Business trends may come and go, but financial technology (FinTech) has become one of the fastest-growing industries across the globe. In fact, professional services firm Accenture found that worldwide investors have poured more than $50 billion into this sector since 2010. Even with this level of global interest, there’s one particular market where FinTech was slow to take off—until recently.
Now, with its vast financial industry, the Middle East has been steadily garnering the governmental and monetary support needed to build a strong FinTech sector. These efforts have also sparked the interest of entrepreneurs looking to start new businesses across the region. Specializing in everything from investment services to personal finance management, here are five of the most innovative FinTech startups in the Middle East:
In 2011, entrepreneur Danny Abla unveiled Lebanon’s first startup that aimed to simplify the process of making payments on the go. Known as PinPay, the company offers a mobile application for iOS, Blackberry, and Android devices that allows users to “pay anywhere, anyone, anytime,” as its slogan proclaims. Now one of Lebanon’s FinTech leaders, the startup has partnered with the local Bank Med and Bank Audi in an effort to deliver a more streamlined payment process to their clients.
Those looking to use PinPay need only hold an account at one of these financial institutions, download the mobile app, and activate their account. They are then able to securely make payments of all kinds, whether they wish to donate to a charity, settle parking tickets, or simply pay monthly bills. PinPay’s modest group of 26 employees has also worked on other exclusive offerings, such as in-app payments for food delivery and mobile line charging. Over the years, a number of local investors have taken interest in the startup and its services and have provided over $1 million in funding to support PinPay’s development.

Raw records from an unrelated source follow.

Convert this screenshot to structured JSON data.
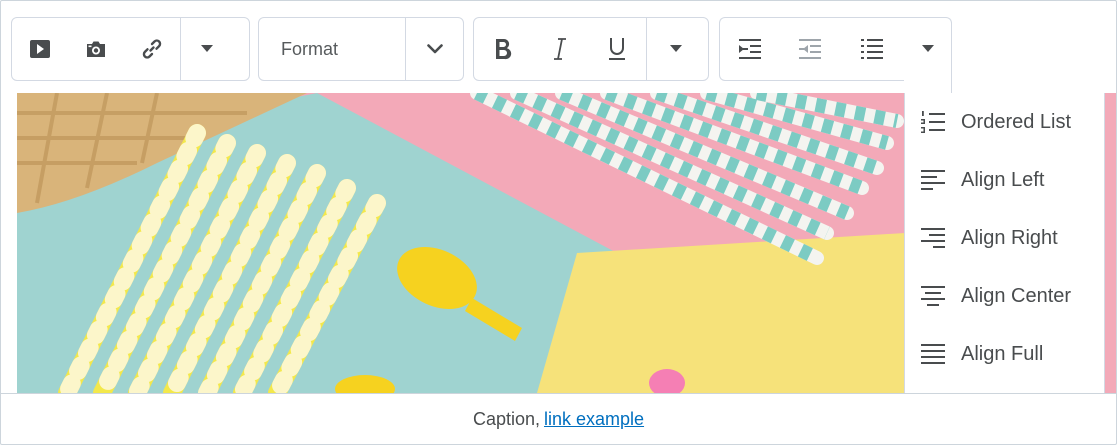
{
  "toolbar": {
    "format_label": "Format",
    "buttons": [
      {
        "name": "insert-video",
        "icon": "video-play-icon"
      },
      {
        "name": "insert-image",
        "icon": "camera-icon"
      },
      {
        "name": "insert-link",
        "icon": "link-icon"
      },
      {
        "name": "more-insert",
        "icon": "caret-down-icon"
      },
      {
        "name": "format-dropdown",
        "icon": "chevron-down-icon"
      },
      {
        "name": "bold",
        "icon": "bold-icon"
      },
      {
        "name": "italic",
        "icon": "italic-icon"
      },
      {
        "name": "underline",
        "icon": "underline-icon"
      },
      {
        "name": "more-formatting",
        "icon": "caret-down-icon"
      },
      {
        "name": "indent",
        "icon": "indent-icon"
      },
      {
        "name": "outdent",
        "icon": "outdent-icon"
      },
      {
        "name": "bullet-list",
        "icon": "bullet-list-icon"
      },
      {
        "name": "more-paragraph",
        "icon": "caret-down-icon"
      }
    ]
  },
  "menu": {
    "items": [
      {
        "label": "Ordered List",
        "icon": "ordered-list-icon"
      },
      {
        "label": "Align Left",
        "icon": "align-left-icon"
      },
      {
        "label": "Align Right",
        "icon": "align-right-icon"
      },
      {
        "label": "Align Center",
        "icon": "align-center-icon"
      },
      {
        "label": "Align Full",
        "icon": "align-full-icon"
      }
    ]
  },
  "caption": {
    "text": "Caption,",
    "link_text": "link example"
  },
  "colors": {
    "icon": "#494c4e",
    "icon_disabled": "#9ea5ab",
    "border": "#d3d9e3",
    "link": "#006fbf",
    "photo_pink": "#f3a9b8",
    "photo_teal": "#9fd3d0",
    "photo_yellow": "#f6e27a"
  }
}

In order to save a bit of money, many consumers take extra time to search for and compare the various loans, vehicles, and credit cards they could potentially choose. One startup, Souqalmal, has made this process easier than ever by offering better financial education and resources for consumers and businesses.
Through its website, people can use one of Souqalmal’s online calculators to determine the loan and mortgage amounts they need, and then use the search feature to sift through the available options from various banks and lenders. Parents can also use Souqalmal to compare nurseries and schools when it is time for their children to begin their education. Similarly, small- and medium-sized enterprise owners can get an in-depth look at the financial and insurance plans that are available for their businesses. Souqalmal serves a network of clients in the United Arab Emirates and Saudi Arabia.

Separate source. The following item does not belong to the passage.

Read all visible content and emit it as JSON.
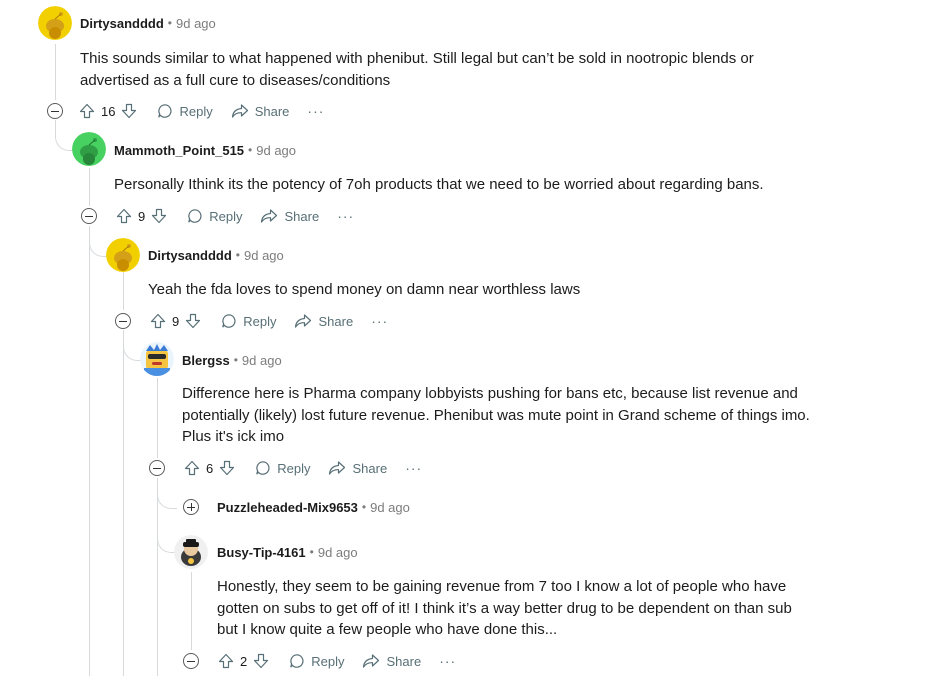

Some people use Excel as a means of tracking their personal finances, but more and more people across the Middle East have adopted Wally to serve as their digital money manager. The app makes it easy for users to track expenses, see how they spend their money, and ultimately meet their financial goals.
Available in virtually every currency, the app includes a budget-setting feature that allows for seamless monitoring of monthly expenses. Users can input receipts from every purchase they make, from groceries to restaurant meals, and see how much they spend on any given day. Wally subtracts these amounts from their set budget so they can see how much they have left and know exactly where their money goes. People who want to reduce their spending on leisure activities, eating out, or any other type of expense can see how these costs compare to their income and make changes to their habits.
Based in Egypt, Fawry has burst onto the startup scene and revolutionized the process of making electronic payments. With tens of thousands of service points across the country, the startup serves a staggering 15 million people who make over 1 million transactions on a daily basis. Fawry makes it easy for both individual clients and businesses to pay bills securely. Users can complete transactions on Fawry’s website, or use one of the company’s 50,000 point-of-sale devices at Egyptian retailers, post offices, pharmacies, and grocery stores across the country. For businesses, Fawry offers a separate set of services that includes assistance with customer acquisition.
FinTech startups don’t only facilitate transactions in traditional currencies. The Dubai-based BitOasis is breaking new ground as a popular source of bitcoin payments and exchanges in the region. Those living in Saudi Arabia, Qatar, Kuwait, Bahrain, and the UAE can purchase bitcoin with either UAE dirham or United States dollars. They are then free to use this unique currency to complete online transactions with others. BitOasis also maintains a dedication to users’ security with a multi-signature payment process that involves the use of several online keys and passwords.
In early 2016, BitOasis garnered venture funding from payment services company PayFort, making it the first Middle Eastern startup of its kind to receive such an investment. With this support, BitOasis has become a leader in the region’s bitcoin economy.